|Clasificación internacional||G06Q40/00, G06Q20/10, G06Q30/04, G06Q30/02, G06Q30/06|
|Clasificación cooperativa||G06Q30/0235, G06Q30/0239, G06Q20/10, G06Q30/04, G06Q30/0207, G06Q40/00, G06Q30/0601, G06Q20/102|
|Clasificación europea||G06Q30/04, G06Q30/0239, G06Q30/0235, G06Q40/00, G06Q30/0207, G06Q30/0601, G06Q20/10, G06Q20/102|
|27 Feb 2003||AS||Assignment|
Owner name: WORLDCOM, INC., MISSISSIPPI
Free format text: ASSIGNMENT OF ASSIGNORS INTEREST;ASSIGNOR:MASON, ELAINE SCOTT;REEL/FRAME:013450/0190
Effective date: 20010705

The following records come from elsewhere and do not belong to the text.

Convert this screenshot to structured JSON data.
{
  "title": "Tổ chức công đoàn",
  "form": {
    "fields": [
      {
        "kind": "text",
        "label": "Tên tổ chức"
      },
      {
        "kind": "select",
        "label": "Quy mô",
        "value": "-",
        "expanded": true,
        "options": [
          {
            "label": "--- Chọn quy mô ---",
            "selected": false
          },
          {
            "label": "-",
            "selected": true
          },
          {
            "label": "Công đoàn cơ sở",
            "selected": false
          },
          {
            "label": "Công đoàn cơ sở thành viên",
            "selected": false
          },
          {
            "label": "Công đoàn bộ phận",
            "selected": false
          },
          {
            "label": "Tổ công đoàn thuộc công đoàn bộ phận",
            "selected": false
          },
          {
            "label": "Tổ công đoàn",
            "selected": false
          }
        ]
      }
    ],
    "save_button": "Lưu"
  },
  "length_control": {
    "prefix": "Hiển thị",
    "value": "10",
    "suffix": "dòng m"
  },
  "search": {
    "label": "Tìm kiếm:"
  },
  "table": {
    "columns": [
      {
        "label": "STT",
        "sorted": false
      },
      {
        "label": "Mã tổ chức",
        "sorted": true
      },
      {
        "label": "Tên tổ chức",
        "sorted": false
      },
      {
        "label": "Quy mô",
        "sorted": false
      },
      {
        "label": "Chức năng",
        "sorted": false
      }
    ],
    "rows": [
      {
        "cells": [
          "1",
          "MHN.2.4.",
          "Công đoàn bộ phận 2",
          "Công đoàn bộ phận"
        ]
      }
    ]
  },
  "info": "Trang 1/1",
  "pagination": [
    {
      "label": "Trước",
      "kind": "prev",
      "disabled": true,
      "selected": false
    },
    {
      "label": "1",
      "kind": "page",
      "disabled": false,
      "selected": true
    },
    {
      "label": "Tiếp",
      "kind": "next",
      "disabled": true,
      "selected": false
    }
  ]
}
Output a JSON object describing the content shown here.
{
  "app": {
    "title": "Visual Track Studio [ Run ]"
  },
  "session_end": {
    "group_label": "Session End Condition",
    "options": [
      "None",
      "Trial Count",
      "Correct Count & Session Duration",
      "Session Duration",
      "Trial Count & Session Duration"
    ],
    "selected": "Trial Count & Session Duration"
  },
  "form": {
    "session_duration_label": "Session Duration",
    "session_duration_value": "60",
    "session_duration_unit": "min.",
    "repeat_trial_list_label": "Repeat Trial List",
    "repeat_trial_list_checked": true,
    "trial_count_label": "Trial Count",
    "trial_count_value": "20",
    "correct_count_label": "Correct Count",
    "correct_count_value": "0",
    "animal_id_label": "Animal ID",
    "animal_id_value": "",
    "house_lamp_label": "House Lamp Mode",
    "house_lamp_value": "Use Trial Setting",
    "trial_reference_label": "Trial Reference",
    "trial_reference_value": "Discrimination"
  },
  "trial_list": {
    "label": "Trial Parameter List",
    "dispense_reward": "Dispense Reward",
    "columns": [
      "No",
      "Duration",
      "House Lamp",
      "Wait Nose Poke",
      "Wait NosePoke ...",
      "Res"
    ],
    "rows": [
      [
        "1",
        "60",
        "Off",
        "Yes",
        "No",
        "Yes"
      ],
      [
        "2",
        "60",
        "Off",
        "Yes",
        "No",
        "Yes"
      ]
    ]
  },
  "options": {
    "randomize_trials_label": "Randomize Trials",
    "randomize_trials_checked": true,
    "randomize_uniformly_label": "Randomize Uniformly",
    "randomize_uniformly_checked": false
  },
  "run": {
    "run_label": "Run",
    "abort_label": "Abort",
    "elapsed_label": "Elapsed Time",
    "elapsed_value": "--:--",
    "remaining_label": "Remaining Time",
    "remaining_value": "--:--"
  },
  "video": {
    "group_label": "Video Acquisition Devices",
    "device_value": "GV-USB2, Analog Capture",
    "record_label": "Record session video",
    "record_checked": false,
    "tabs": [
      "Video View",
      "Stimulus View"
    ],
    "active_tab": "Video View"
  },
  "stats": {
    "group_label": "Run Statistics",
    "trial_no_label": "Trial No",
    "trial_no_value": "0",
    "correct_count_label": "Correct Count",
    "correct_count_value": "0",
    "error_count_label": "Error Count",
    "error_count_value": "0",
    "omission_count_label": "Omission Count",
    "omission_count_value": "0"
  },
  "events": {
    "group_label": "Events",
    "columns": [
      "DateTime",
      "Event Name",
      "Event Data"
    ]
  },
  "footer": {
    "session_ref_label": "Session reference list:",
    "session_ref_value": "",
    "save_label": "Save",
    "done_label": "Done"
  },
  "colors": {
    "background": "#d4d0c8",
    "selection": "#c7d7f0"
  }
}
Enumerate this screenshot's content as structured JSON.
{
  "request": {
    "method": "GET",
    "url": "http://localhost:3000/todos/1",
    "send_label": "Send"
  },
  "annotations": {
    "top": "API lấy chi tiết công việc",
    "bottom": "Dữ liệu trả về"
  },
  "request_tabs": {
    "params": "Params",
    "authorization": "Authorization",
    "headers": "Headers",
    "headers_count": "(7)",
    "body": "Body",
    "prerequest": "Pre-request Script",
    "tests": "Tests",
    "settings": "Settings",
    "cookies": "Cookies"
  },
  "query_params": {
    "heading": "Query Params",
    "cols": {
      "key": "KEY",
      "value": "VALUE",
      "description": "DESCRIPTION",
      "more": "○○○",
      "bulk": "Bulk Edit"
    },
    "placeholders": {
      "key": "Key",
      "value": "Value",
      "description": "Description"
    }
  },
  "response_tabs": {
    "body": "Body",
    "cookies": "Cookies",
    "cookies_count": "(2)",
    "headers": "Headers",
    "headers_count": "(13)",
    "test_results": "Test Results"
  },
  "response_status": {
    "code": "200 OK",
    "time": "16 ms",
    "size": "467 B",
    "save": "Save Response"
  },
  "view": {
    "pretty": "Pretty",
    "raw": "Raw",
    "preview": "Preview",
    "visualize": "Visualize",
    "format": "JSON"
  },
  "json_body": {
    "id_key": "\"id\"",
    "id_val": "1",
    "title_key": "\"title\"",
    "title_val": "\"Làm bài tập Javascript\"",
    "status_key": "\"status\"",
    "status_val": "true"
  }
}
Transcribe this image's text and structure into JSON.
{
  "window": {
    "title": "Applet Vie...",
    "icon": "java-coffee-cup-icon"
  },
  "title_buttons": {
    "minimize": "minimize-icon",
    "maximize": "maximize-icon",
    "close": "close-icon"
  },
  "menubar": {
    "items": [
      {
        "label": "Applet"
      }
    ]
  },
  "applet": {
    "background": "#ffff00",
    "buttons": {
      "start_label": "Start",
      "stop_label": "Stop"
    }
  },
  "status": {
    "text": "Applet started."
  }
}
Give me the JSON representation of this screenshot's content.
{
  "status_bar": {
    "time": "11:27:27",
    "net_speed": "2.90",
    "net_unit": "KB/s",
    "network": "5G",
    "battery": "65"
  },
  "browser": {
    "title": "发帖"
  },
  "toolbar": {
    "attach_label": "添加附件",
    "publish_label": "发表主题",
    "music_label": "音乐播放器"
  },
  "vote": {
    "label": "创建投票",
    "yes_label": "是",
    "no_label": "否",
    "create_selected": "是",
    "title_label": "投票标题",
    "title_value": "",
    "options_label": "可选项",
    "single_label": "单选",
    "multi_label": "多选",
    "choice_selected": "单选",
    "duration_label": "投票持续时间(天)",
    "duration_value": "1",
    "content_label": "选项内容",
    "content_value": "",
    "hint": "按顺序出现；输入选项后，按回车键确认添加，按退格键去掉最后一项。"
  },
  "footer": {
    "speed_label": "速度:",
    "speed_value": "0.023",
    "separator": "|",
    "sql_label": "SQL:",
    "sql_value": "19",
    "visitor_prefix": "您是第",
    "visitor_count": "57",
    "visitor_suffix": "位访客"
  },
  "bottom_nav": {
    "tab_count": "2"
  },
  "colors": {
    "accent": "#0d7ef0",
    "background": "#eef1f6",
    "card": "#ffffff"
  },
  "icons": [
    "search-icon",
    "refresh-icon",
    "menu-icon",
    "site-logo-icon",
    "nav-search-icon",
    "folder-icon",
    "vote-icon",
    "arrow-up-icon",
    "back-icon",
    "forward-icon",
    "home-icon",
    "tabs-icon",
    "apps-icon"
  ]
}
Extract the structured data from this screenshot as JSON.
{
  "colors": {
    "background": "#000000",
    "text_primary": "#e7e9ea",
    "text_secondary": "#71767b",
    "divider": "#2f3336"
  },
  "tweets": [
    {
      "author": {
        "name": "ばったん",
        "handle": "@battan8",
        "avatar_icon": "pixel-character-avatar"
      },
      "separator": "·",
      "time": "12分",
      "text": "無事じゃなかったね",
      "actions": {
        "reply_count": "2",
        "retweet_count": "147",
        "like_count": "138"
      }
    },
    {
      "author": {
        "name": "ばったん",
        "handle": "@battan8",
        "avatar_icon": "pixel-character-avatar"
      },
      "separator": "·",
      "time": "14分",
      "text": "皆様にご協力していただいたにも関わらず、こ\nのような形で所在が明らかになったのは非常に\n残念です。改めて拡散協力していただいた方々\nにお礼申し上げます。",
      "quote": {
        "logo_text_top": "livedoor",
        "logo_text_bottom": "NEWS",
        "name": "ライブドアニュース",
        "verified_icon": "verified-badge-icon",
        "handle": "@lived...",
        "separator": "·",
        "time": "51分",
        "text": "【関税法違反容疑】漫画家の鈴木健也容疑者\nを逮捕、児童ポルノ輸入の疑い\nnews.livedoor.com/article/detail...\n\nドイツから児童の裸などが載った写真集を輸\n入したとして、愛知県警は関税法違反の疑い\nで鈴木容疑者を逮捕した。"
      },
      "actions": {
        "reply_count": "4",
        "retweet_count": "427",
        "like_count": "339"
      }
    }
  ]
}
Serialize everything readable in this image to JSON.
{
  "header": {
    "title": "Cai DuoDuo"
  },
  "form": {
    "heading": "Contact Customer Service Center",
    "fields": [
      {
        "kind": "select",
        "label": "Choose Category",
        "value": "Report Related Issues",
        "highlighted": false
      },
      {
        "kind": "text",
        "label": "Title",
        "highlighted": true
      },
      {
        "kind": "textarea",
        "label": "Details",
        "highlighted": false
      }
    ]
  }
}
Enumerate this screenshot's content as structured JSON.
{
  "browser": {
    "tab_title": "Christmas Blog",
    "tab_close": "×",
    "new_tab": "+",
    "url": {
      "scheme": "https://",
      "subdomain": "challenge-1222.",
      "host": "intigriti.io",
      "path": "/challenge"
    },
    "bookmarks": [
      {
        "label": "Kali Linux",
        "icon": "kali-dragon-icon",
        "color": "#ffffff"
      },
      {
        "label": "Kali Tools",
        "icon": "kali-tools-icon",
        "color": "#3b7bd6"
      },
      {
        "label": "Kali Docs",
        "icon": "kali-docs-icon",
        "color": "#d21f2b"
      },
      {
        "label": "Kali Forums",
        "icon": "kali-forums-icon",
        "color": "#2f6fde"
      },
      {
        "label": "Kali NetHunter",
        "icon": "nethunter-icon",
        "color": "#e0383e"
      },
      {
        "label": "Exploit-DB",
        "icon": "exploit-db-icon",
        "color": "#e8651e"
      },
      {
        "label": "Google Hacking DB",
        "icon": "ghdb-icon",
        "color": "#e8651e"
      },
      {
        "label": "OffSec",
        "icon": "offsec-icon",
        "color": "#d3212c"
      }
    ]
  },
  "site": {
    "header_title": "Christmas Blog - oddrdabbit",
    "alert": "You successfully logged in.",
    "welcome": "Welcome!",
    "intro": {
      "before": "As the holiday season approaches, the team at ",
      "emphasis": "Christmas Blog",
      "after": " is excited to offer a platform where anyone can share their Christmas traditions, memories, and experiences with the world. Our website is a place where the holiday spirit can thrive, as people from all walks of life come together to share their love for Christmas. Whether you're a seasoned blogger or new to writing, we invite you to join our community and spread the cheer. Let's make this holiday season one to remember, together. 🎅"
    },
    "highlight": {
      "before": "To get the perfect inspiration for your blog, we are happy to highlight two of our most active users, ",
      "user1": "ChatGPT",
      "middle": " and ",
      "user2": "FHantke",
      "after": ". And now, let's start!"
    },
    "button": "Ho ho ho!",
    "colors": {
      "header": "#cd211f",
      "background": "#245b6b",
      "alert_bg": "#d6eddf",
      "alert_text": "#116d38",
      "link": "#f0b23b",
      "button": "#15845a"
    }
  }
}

|3 May 2007||AS||Assignment|
Owner name: MCI, LLC, NEW JERSEY
Free format text: MERGER;ASSIGNOR:MCI, INC.;REEL/FRAME:019247/0162
Effective date: 20060109
Owner name: MCI, INC., VIRGINIA
Free format text: CHANGE OF NAME;ASSIGNOR:WORLDCOM, INC.;REEL/FRAME:019247/0735
Effective date: 20040419
Owner name: MCI, INC., VIRGINIA
Free format text: CHANGE OF NAME;ASSIGNOR:WORLDCOM, INC.;REEL/FRAME:019244/0543
Effective date: 20040419
|17 Dic 2010||AS||Assignment|
Owner name: VERIZON BUSINESS GLOBAL LLC, NEW JERSEY
Free format text: CHANGE OF NAME;ASSIGNOR:MCI, LLC;REEL/FRAME:025523/0801
Effective date: 20061120
|22 Abr 2014||AS||Assignment|
Owner name: VERIZON PATENT AND LICENSING INC., NEW JERSEY
Free format text: ASSIGNMENT OF ASSIGNORS INTEREST;ASSIGNOR:VERIZON BUSINESS GLOBAL LLC;REEL/FRAME:032734/0502
Effective date: 20140409
|2 Jul 2014||FPAY||Fee payment|
Year of fee payment: 4